In sentencing Kovac, the district court applied a two-level enhancement under §2D1.1(b)(1), finding that Kovac possessed a dangerous weapon (i.e., the bomb) in connection with his illegal drug manufacturing activities. Kovac objected to this enhancement, asserting that it was clearly improbable that the bomb was connected with the offense. Def.’s Sentencing Mem. at 1, R. Vol. I, Doc. 30 (citing USSG §2D1.1, Comment (n.3)). In response to Kovac’s objection, the Government called Officer Sorrell to testify at the sentencing hearing. Officer Sorrell testified that he considered the bomb to be a dangerous weapon, and that based on his experience in investigating over 300 methamphetamine lab cases the bomb was possessed in connection with Kovac’s illegal drug manufacturing operation. Specifically, Officer Sorrell concluded that together with the warning devices found on the premises, the bomb was apparently intended as a means of destroying evidence in the event a police raid on the lab appeared imminent. Tr. of Sentencing Hr’g at 30-33. The district court overruled Kovac’s objection and applied the two-level enhancement.
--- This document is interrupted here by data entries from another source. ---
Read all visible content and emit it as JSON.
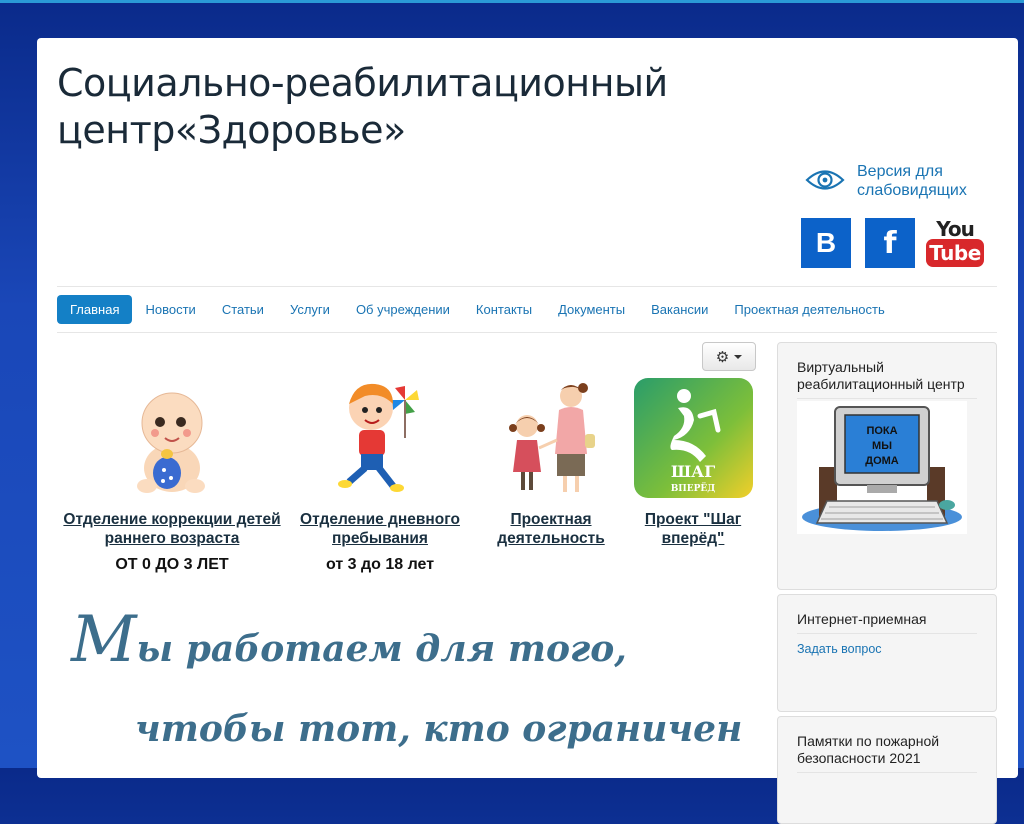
{
  "site": {
    "title_line1": "Социально-реабилитационный",
    "title_line2": "центр«Здоровье»"
  },
  "accessibility": {
    "label": "Версия для слабовидящих",
    "icon": "eye-icon"
  },
  "social": {
    "vk_label": "B",
    "fb_label": "f",
    "yt_you": "You",
    "yt_tube": "Tube"
  },
  "nav": {
    "items": [
      {
        "label": "Главная",
        "active": true
      },
      {
        "label": "Новости"
      },
      {
        "label": "Статьи"
      },
      {
        "label": "Услуги"
      },
      {
        "label": "Об учреждении"
      },
      {
        "label": "Контакты"
      },
      {
        "label": "Документы"
      },
      {
        "label": "Вакансии"
      },
      {
        "label": "Проектная деятельность"
      }
    ]
  },
  "tools": {
    "icon": "gear-icon"
  },
  "cards": [
    {
      "caption": "Отделение коррекции детей раннего возраста",
      "age": "ОТ 0 ДО 3 ЛЕТ"
    },
    {
      "caption": "Отделение дневного пребывания",
      "age": "от 3 до 18 лет"
    },
    {
      "caption": "Проектная деятельность",
      "age": ""
    },
    {
      "caption": "Проект \"Шаг вперёд\"",
      "age": "",
      "logo_text1": "ШАГ",
      "logo_text2": "ВПЕРЁД"
    }
  ],
  "motto": {
    "first_letter": "М",
    "line1": "ы работаем для того,",
    "line2": "чтобы тот, кто ограничен"
  },
  "sidebar": {
    "box1": {
      "title": "Виртуальный реабилитационный центр",
      "screen_text": [
        "ПОКА",
        "МЫ",
        "ДОМА"
      ]
    },
    "box2": {
      "title": "Интернет-приемная",
      "link": "Задать вопрос"
    },
    "box3": {
      "title": "Памятки по пожарной безопасности 2021"
    }
  },
  "colors": {
    "accent": "#1480c6",
    "link": "#1a74b3",
    "motto": "#3d6e8c",
    "background": "#1a47b8"
  }
}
Id. at 104-05.
Finally, Kovac objected to the Presentence Investigation Report’s (“PSR”) “criminal history” calculation, which assessed three criminal history points and placed him within Category II of the Sentencing Table, rather than Category I. The PSR assessed two criminal history points for Kovac’s February 8, 1990, conviction for Driving Under the Influence of Alcohol, Transporting an Open Container and Providing False Information to a Law Enforcement Officer, and one criminal history point based on Kovac’s June 15, 1992, conviction for Disorderly Conduct. PSR at 8-12. Kovac argued that the PSR over-represented his criminal history by considering the 1990 conviction, which was almost ten years old at the time he committed the offenses in this case, and sought a horizontal downward departure under USSG §4A1.3. Tr. of Sentencing Hr’g at 10-11. Although the district court did not specifically discuss Kovac’s objection to the PSR’s criminal history recommendation during its ruling at the sentencing hearing, it heard argument on this objection and expressly accepted the PSR’s calculations, sentencing Kovac in accordance with Category II of the Sentencing Table. Tr. of Sentencing Hr’g at 119; Judgment in a Criminal Case at 8, R. Vol. I, Doc. 43.